Task goal: Throughout the entries below, report every line where "your" is found.

^^^^^^^^^^^^^^^^

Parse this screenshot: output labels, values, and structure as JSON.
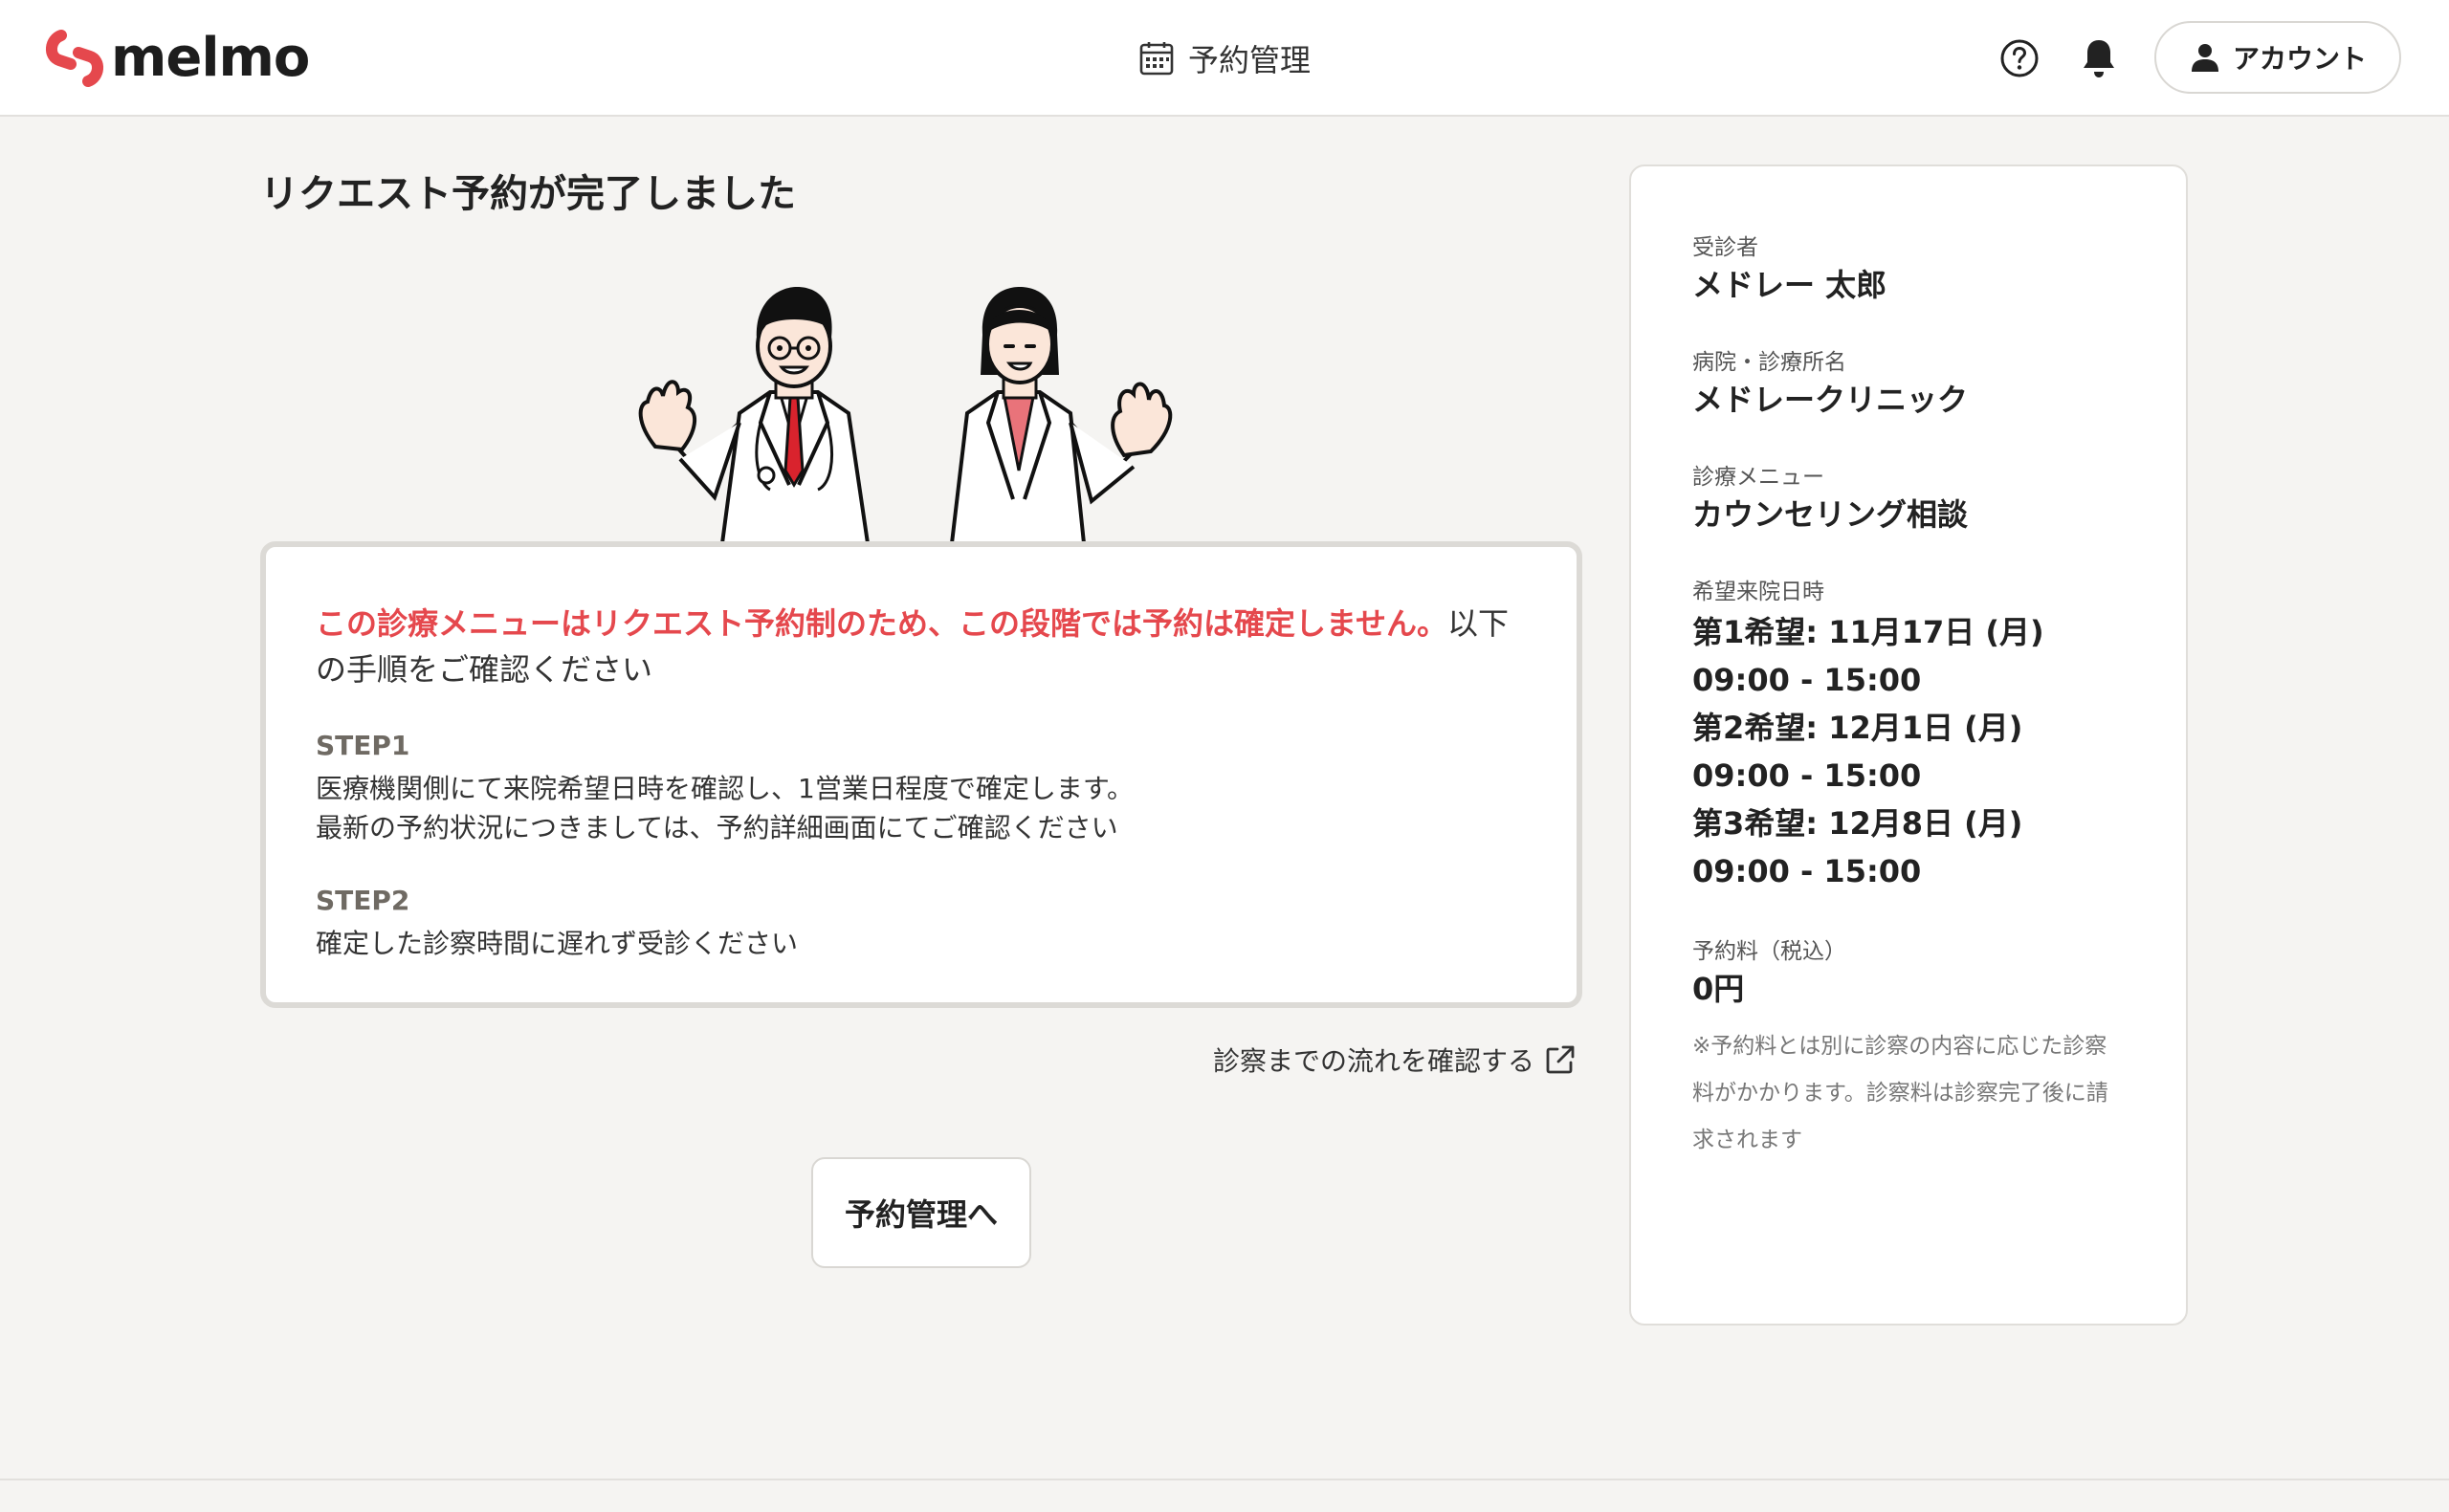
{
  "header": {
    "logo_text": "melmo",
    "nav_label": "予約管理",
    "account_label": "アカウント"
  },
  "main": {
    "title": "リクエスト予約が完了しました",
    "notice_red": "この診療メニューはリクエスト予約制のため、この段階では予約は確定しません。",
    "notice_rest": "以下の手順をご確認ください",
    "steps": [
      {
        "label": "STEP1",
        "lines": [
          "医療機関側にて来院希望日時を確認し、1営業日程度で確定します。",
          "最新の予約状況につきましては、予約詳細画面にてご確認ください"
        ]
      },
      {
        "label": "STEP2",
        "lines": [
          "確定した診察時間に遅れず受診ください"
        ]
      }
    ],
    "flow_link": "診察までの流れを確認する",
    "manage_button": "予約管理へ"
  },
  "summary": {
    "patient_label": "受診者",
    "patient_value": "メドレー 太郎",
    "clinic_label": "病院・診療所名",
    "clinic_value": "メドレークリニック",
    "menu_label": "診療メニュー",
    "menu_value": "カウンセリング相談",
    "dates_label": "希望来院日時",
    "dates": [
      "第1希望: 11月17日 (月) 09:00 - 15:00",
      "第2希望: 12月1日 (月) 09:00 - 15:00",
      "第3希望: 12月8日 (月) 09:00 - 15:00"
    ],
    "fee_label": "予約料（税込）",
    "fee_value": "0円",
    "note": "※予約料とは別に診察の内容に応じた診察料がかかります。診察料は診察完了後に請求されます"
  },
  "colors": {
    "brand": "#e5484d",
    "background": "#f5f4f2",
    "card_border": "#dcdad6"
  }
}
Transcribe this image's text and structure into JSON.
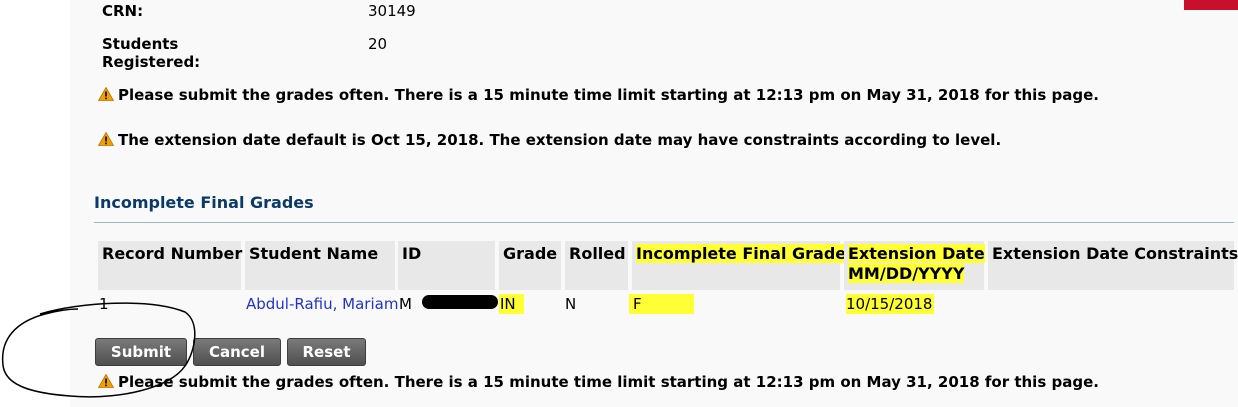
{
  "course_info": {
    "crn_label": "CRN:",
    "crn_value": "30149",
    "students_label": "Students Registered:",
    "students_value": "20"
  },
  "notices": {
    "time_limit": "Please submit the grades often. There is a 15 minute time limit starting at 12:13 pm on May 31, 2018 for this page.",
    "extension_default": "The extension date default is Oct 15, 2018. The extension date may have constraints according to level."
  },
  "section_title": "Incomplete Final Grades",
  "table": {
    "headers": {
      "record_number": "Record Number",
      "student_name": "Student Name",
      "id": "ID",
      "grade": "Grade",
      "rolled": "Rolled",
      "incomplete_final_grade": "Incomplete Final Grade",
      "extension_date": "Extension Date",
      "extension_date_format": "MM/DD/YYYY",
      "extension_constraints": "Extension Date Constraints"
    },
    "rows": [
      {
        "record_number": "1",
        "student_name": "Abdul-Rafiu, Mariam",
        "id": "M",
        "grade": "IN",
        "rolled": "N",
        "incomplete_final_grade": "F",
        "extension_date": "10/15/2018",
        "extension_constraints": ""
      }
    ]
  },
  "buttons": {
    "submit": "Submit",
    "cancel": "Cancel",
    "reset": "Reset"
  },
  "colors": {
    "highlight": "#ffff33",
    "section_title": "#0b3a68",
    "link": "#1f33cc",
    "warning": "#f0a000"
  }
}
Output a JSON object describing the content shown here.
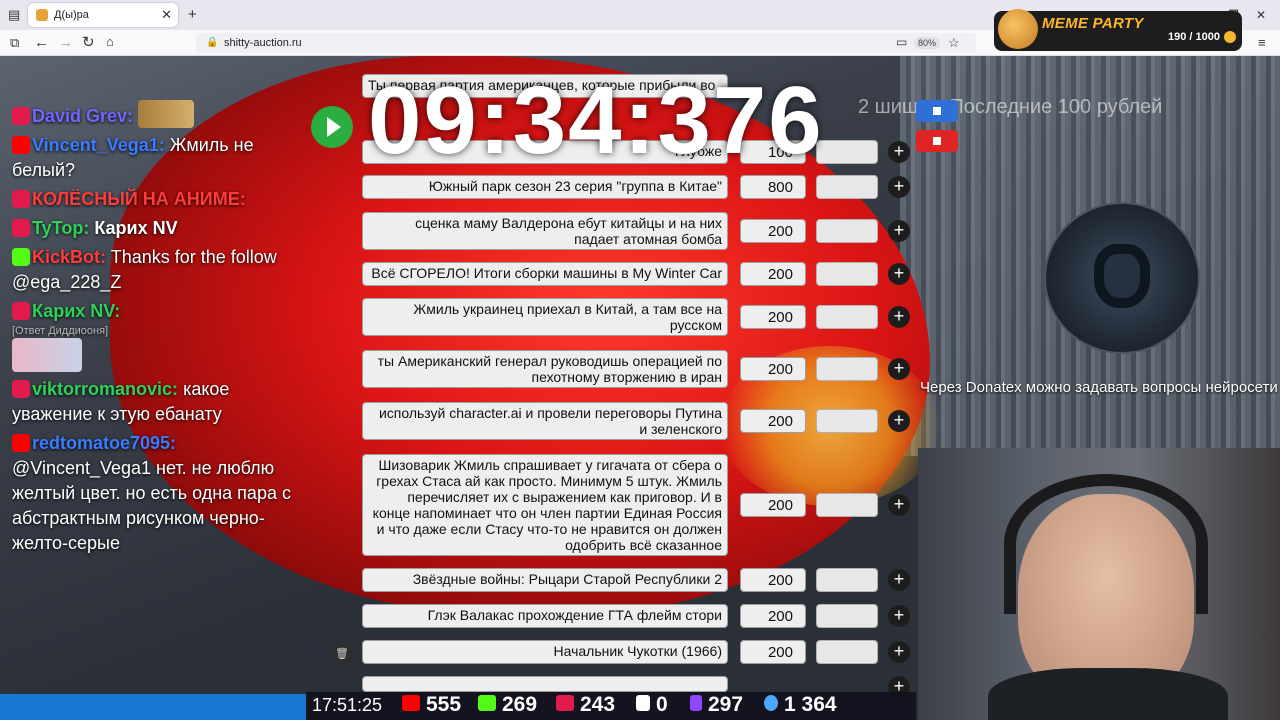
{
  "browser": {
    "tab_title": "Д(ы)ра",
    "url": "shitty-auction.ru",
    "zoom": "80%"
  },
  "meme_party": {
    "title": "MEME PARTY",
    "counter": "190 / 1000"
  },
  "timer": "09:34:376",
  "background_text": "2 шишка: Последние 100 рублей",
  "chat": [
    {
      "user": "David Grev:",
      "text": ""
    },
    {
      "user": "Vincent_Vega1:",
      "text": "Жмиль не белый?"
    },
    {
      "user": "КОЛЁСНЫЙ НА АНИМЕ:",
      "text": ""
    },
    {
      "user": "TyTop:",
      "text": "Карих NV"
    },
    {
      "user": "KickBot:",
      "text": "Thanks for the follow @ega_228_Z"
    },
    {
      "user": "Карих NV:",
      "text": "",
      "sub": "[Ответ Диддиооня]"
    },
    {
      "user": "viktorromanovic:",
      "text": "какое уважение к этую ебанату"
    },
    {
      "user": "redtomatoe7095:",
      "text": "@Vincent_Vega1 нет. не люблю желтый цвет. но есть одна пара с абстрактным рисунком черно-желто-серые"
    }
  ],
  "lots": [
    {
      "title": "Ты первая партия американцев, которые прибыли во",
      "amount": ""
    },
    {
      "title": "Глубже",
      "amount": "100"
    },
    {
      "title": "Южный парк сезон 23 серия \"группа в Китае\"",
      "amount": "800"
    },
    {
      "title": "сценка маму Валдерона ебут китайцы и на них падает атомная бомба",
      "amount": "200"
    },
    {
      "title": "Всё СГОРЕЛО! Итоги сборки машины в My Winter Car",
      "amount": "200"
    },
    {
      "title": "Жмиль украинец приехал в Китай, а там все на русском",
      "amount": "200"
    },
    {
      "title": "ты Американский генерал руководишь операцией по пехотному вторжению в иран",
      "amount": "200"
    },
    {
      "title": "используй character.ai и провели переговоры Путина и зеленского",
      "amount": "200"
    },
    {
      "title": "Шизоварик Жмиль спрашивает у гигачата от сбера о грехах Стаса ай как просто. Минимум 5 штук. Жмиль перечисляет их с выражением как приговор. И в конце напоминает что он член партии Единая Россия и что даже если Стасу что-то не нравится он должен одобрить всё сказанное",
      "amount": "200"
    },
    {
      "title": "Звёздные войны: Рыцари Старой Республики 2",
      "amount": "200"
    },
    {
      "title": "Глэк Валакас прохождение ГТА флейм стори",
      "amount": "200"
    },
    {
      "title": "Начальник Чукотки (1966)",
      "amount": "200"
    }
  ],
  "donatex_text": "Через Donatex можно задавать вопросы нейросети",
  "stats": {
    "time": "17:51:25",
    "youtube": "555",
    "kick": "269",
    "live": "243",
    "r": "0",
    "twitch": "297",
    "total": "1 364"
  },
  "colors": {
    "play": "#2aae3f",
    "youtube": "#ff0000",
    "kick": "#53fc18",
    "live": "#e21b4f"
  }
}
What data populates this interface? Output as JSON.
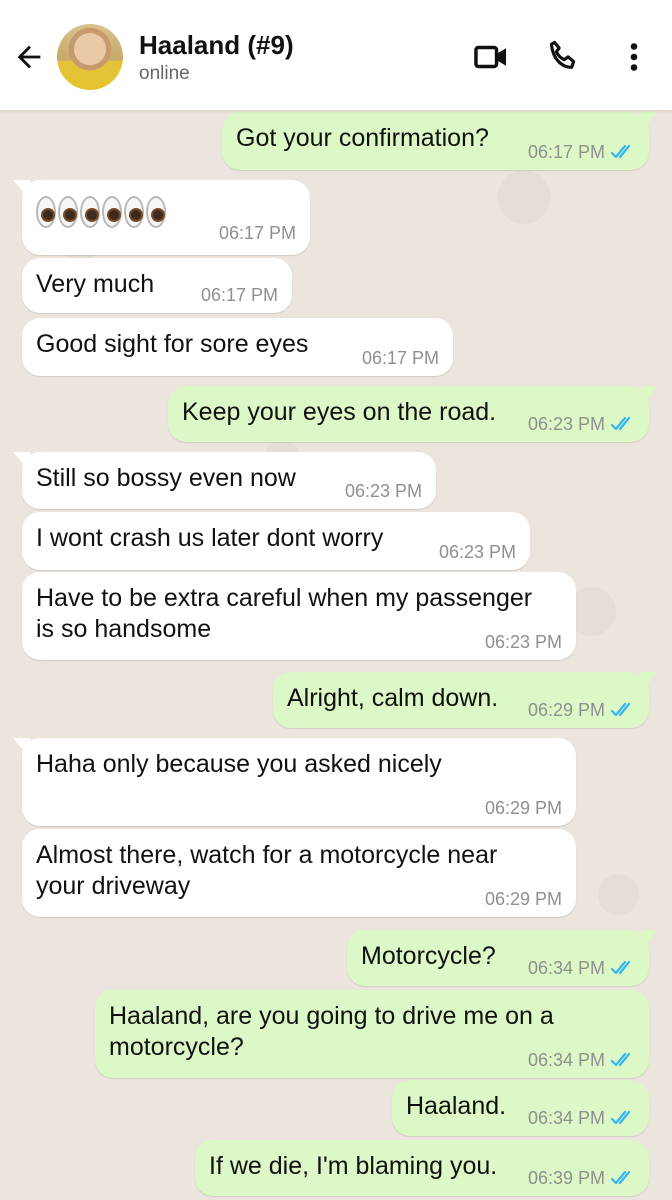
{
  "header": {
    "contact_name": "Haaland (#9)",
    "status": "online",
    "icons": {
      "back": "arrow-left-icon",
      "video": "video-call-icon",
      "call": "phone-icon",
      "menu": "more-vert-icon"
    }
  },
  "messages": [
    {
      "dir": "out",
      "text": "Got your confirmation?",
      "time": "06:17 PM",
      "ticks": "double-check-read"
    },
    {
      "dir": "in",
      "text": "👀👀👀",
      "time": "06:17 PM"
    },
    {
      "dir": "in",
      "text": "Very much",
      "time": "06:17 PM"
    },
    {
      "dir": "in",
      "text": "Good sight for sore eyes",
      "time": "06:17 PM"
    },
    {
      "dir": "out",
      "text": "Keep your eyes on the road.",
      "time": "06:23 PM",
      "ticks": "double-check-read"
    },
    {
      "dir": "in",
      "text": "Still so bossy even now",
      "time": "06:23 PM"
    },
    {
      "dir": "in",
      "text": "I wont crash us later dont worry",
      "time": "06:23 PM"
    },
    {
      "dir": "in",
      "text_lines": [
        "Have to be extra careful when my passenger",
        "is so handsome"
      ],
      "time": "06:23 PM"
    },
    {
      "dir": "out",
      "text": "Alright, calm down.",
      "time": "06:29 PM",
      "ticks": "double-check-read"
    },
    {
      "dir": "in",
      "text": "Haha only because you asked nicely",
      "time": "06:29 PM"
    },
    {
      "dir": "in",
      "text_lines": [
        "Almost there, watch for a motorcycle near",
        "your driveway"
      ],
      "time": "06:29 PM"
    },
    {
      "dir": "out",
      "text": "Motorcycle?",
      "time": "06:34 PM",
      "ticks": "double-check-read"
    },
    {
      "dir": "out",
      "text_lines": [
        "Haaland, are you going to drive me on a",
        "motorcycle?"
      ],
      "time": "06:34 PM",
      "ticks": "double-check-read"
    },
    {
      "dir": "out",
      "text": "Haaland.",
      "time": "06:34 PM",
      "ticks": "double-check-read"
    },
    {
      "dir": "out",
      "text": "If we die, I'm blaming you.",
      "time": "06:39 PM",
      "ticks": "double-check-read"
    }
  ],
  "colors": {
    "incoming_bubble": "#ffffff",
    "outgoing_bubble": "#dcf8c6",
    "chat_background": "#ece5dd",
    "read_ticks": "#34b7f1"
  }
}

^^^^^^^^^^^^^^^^

Answer for the task:
      "text": "Got your confirmation?",
      "text": "Keep your eyes on the road.",
        "your driveway"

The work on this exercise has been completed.